§ Problem details: Give again, unaltered, the line with "Parse this screenshot: output" and all lines that follow it in the listing below, minus any pictures.

━━ Records shown

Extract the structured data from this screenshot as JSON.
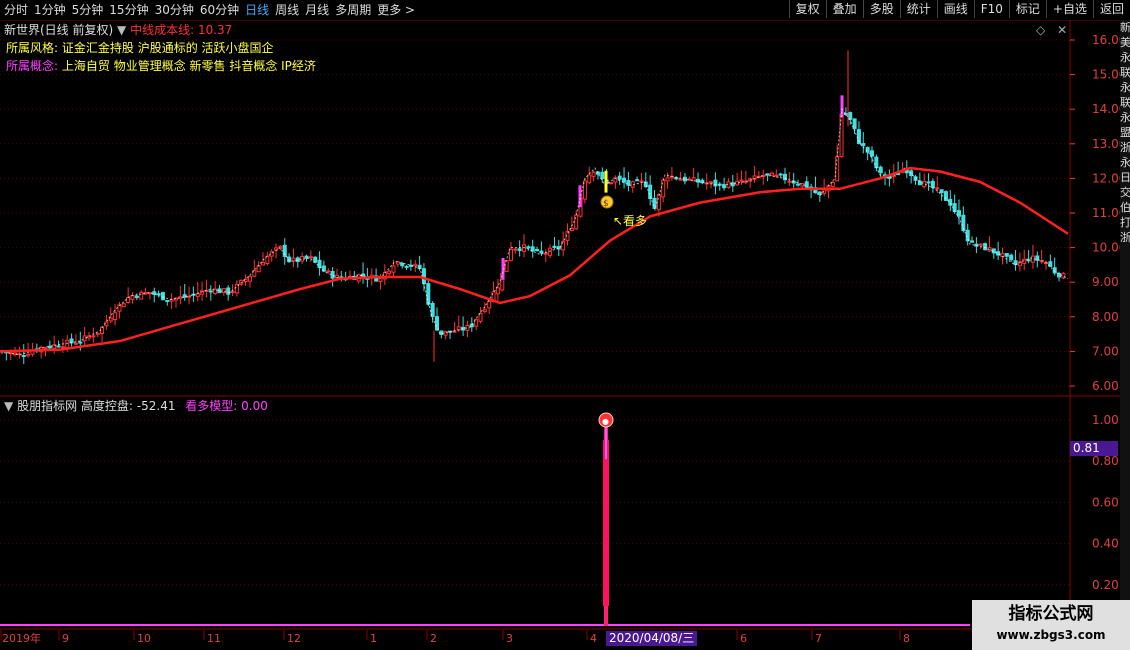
{
  "toolbar": {
    "periods": [
      "分时",
      "1分钟",
      "5分钟",
      "15分钟",
      "30分钟",
      "60分钟",
      "日线",
      "周线",
      "月线",
      "多周期",
      "更多 >"
    ],
    "active": "日线",
    "actions": [
      "复权",
      "叠加",
      "多股",
      "统计",
      "画线",
      "F10",
      "标记",
      "+自选",
      "返回"
    ]
  },
  "price_panel": {
    "title": "新世界(日线 前复权)",
    "ma_label": "中线成本线:",
    "ma_value": "10.37",
    "style_label": "所属风格:",
    "style_value": "证金汇金持股 沪股通标的 活跃小盘国企",
    "concept_label": "所属概念:",
    "concept_value": "上海自贸 物业管理概念 新零售 抖音概念 IP经济",
    "annotation": "↖看多",
    "annotation_icon": "money-bag-icon"
  },
  "indicator_panel": {
    "source": "股朋指标网",
    "name_label": "高度控盘:",
    "name_value": "-52.41",
    "model_label": "看多模型:",
    "model_value": "0.00",
    "cursor_value": "0.81",
    "peak_icon": "badge-icon"
  },
  "date_axis": {
    "labels": [
      "2019年",
      "9",
      "10",
      "11",
      "12",
      "1",
      "2",
      "3",
      "4",
      "5",
      "6",
      "7",
      "8"
    ],
    "cursor": "2020/04/08/三"
  },
  "right_rail_text": [
    "新",
    "美",
    "永",
    "联",
    "永",
    "联",
    "永",
    "盟",
    "浙",
    "永",
    "日",
    "交",
    "伯",
    "打",
    "浙"
  ],
  "watermark": {
    "line1": "指标公式网",
    "line2": "www.zbgs3.com"
  },
  "colors": {
    "up": "#ff3030",
    "down": "#40e0e0",
    "ma": "#ff2020",
    "signal": "#ff40ff",
    "grid": "#5a0000",
    "axis_text": "#e04040"
  },
  "chart_data": [
    {
      "type": "candlestick",
      "yaxis": {
        "min": 6.0,
        "max": 16.0,
        "ticks": [
          6.0,
          7.0,
          8.0,
          9.0,
          10.0,
          11.0,
          12.0,
          13.0,
          14.0,
          15.0,
          16.0
        ]
      },
      "close_path": [
        [
          0,
          7.0
        ],
        [
          20,
          6.9
        ],
        [
          40,
          7.1
        ],
        [
          60,
          7.2
        ],
        [
          80,
          7.3
        ],
        [
          100,
          7.6
        ],
        [
          115,
          8.2
        ],
        [
          130,
          8.6
        ],
        [
          150,
          8.7
        ],
        [
          170,
          8.5
        ],
        [
          190,
          8.6
        ],
        [
          210,
          8.8
        ],
        [
          230,
          8.7
        ],
        [
          250,
          9.2
        ],
        [
          265,
          9.7
        ],
        [
          280,
          10.0
        ],
        [
          290,
          9.6
        ],
        [
          310,
          9.7
        ],
        [
          325,
          9.3
        ],
        [
          340,
          9.1
        ],
        [
          360,
          9.2
        ],
        [
          380,
          9.1
        ],
        [
          395,
          9.6
        ],
        [
          410,
          9.5
        ],
        [
          420,
          9.4
        ],
        [
          432,
          8.0
        ],
        [
          440,
          7.5
        ],
        [
          455,
          7.6
        ],
        [
          470,
          7.7
        ],
        [
          485,
          8.3
        ],
        [
          500,
          9.0
        ],
        [
          510,
          10.0
        ],
        [
          525,
          10.0
        ],
        [
          540,
          9.8
        ],
        [
          560,
          10.0
        ],
        [
          575,
          10.8
        ],
        [
          585,
          12.0
        ],
        [
          595,
          12.3
        ],
        [
          605,
          11.8
        ],
        [
          615,
          12.0
        ],
        [
          630,
          11.8
        ],
        [
          645,
          11.9
        ],
        [
          655,
          11.1
        ],
        [
          665,
          12.1
        ],
        [
          680,
          12.0
        ],
        [
          700,
          11.9
        ],
        [
          720,
          11.8
        ],
        [
          745,
          11.9
        ],
        [
          765,
          12.1
        ],
        [
          785,
          12.0
        ],
        [
          805,
          11.8
        ],
        [
          820,
          11.5
        ],
        [
          835,
          12.0
        ],
        [
          842,
          14.0
        ],
        [
          850,
          13.7
        ],
        [
          860,
          13.0
        ],
        [
          870,
          12.7
        ],
        [
          880,
          12.1
        ],
        [
          890,
          12.0
        ],
        [
          905,
          12.3
        ],
        [
          920,
          11.9
        ],
        [
          935,
          11.7
        ],
        [
          950,
          11.3
        ],
        [
          960,
          10.8
        ],
        [
          970,
          10.1
        ],
        [
          985,
          10.0
        ],
        [
          1000,
          9.8
        ],
        [
          1015,
          9.5
        ],
        [
          1030,
          9.7
        ],
        [
          1045,
          9.6
        ],
        [
          1055,
          9.3
        ],
        [
          1068,
          9.1
        ]
      ],
      "ma_path": [
        [
          0,
          7.0
        ],
        [
          60,
          7.05
        ],
        [
          120,
          7.3
        ],
        [
          180,
          7.8
        ],
        [
          240,
          8.3
        ],
        [
          300,
          8.8
        ],
        [
          340,
          9.1
        ],
        [
          380,
          9.15
        ],
        [
          420,
          9.15
        ],
        [
          460,
          8.8
        ],
        [
          500,
          8.4
        ],
        [
          530,
          8.6
        ],
        [
          570,
          9.2
        ],
        [
          610,
          10.2
        ],
        [
          650,
          10.9
        ],
        [
          700,
          11.3
        ],
        [
          760,
          11.6
        ],
        [
          800,
          11.7
        ],
        [
          840,
          11.7
        ],
        [
          880,
          12.0
        ],
        [
          910,
          12.3
        ],
        [
          940,
          12.2
        ],
        [
          980,
          11.9
        ],
        [
          1020,
          11.3
        ],
        [
          1068,
          10.4
        ]
      ],
      "signal_bars_x": [
        503,
        580,
        842,
        606
      ]
    },
    {
      "type": "bar",
      "yaxis": {
        "min": 0.0,
        "max": 1.0,
        "ticks": [
          0.2,
          0.4,
          0.6,
          0.8,
          1.0
        ]
      },
      "spike": {
        "date": "2020/04/08",
        "value": 1.0
      }
    }
  ]
}
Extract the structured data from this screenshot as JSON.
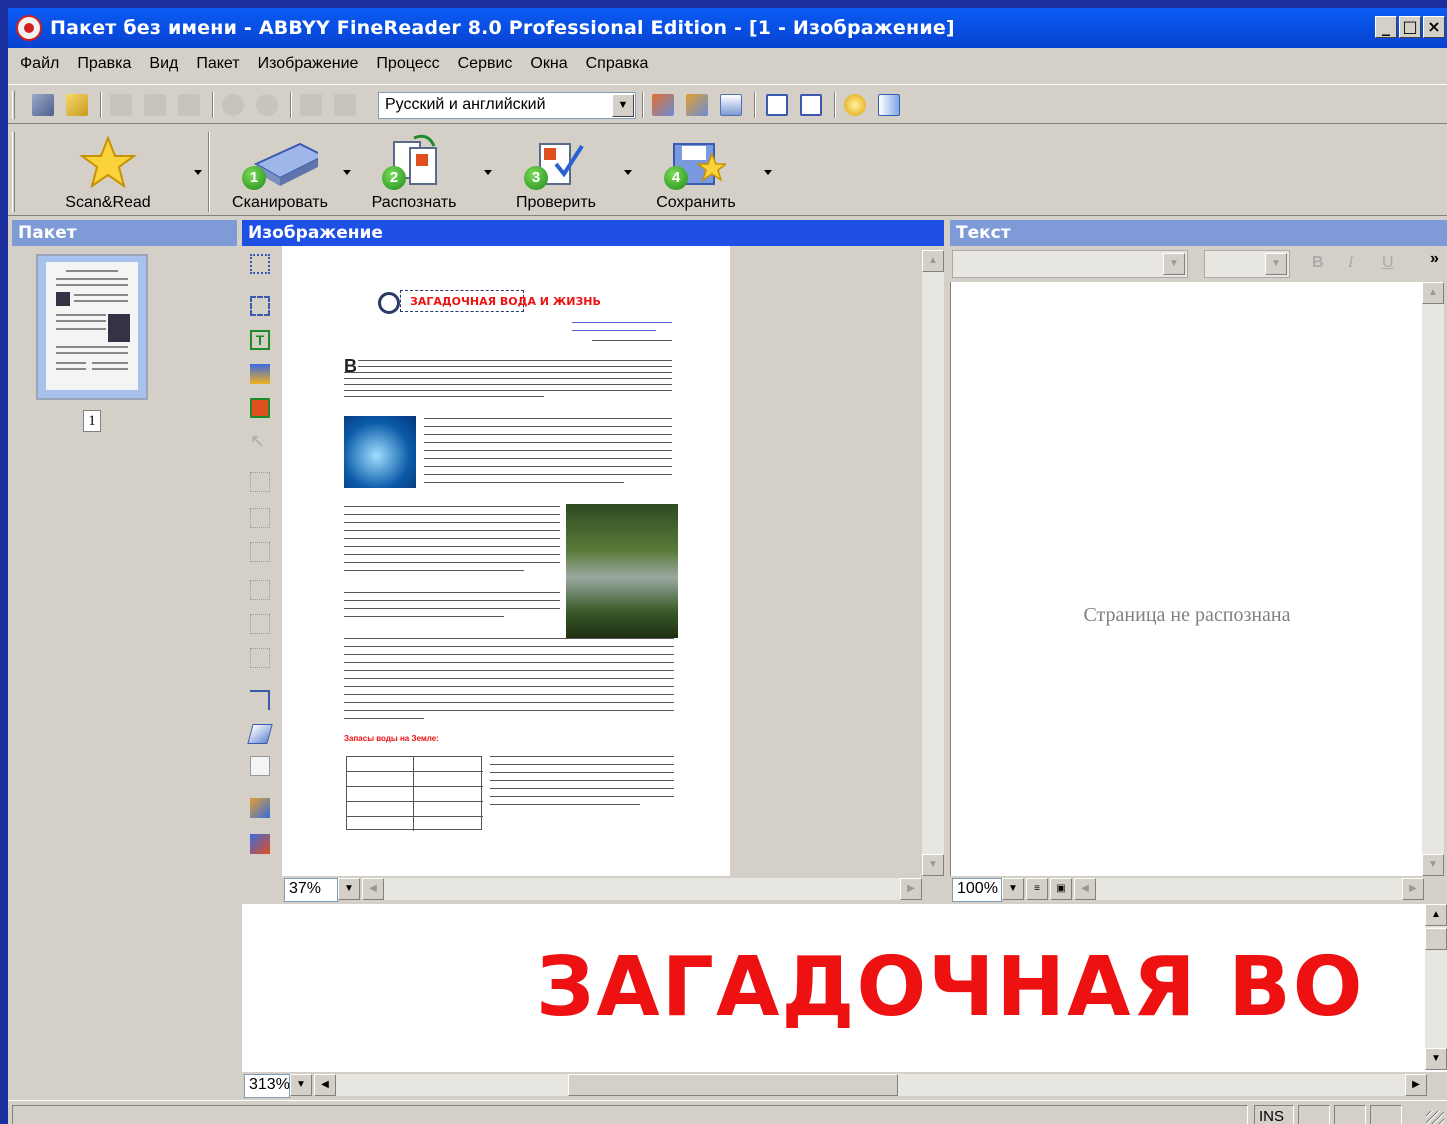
{
  "window": {
    "title": "Пакет без имени - ABBYY FineReader 8.0 Professional Edition - [1 - Изображение]",
    "controls": {
      "minimize": "_",
      "maximize": "□",
      "close": "×"
    }
  },
  "menu": [
    "Файл",
    "Правка",
    "Вид",
    "Пакет",
    "Изображение",
    "Процесс",
    "Сервис",
    "Окна",
    "Справка"
  ],
  "toolbar": {
    "language": "Русский и английский"
  },
  "actions": [
    {
      "label": "Scan&Read",
      "step": ""
    },
    {
      "label": "Сканировать",
      "step": "1"
    },
    {
      "label": "Распознать",
      "step": "2"
    },
    {
      "label": "Проверить",
      "step": "3"
    },
    {
      "label": "Сохранить",
      "step": "4"
    }
  ],
  "panes": {
    "batch": {
      "title": "Пакет",
      "page_number": "1"
    },
    "image": {
      "title": "Изображение",
      "zoom": "37%",
      "doc_heading": "ЗАГАДОЧНАЯ ВОДА И ЖИЗНЬ",
      "doc_subheading": "Запасы воды на Земле:"
    },
    "text": {
      "title": "Текст",
      "zoom": "100%",
      "placeholder": "Страница не распознана",
      "overflow": "»"
    },
    "zoom": {
      "zoom": "313%",
      "preview_text": "ЗАГАДОЧНАЯ ВО"
    }
  },
  "status": {
    "ins": "INS"
  },
  "colors": {
    "title_bar": "#0842d0",
    "pane_header": "#1e50e6",
    "accent_red": "#ee1111"
  }
}
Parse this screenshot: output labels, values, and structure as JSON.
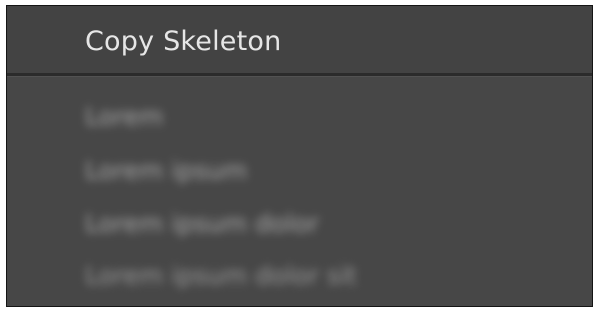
{
  "menu": {
    "title": "Copy Skeleton",
    "items": [
      {
        "label": "Lorem"
      },
      {
        "label": "Lorem ipsum"
      },
      {
        "label": "Lorem ipsum dolor"
      },
      {
        "label": "Lorem ipsum dolor sit"
      }
    ]
  }
}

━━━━

§ Expected answer:
Parse this screenshot: output labels, values, and structure as JSON.
{
  "menu": {
    "title": "Copy Skeleton",
    "items": [
      {
        "label": "Lorem"
      },
      {
        "label": "Lorem ipsum"
      },
      {
        "label": "Lorem ipsum dolor"
      },
      {
        "label": "Lorem ipsum dolor sit"
      }
    ]
  }
}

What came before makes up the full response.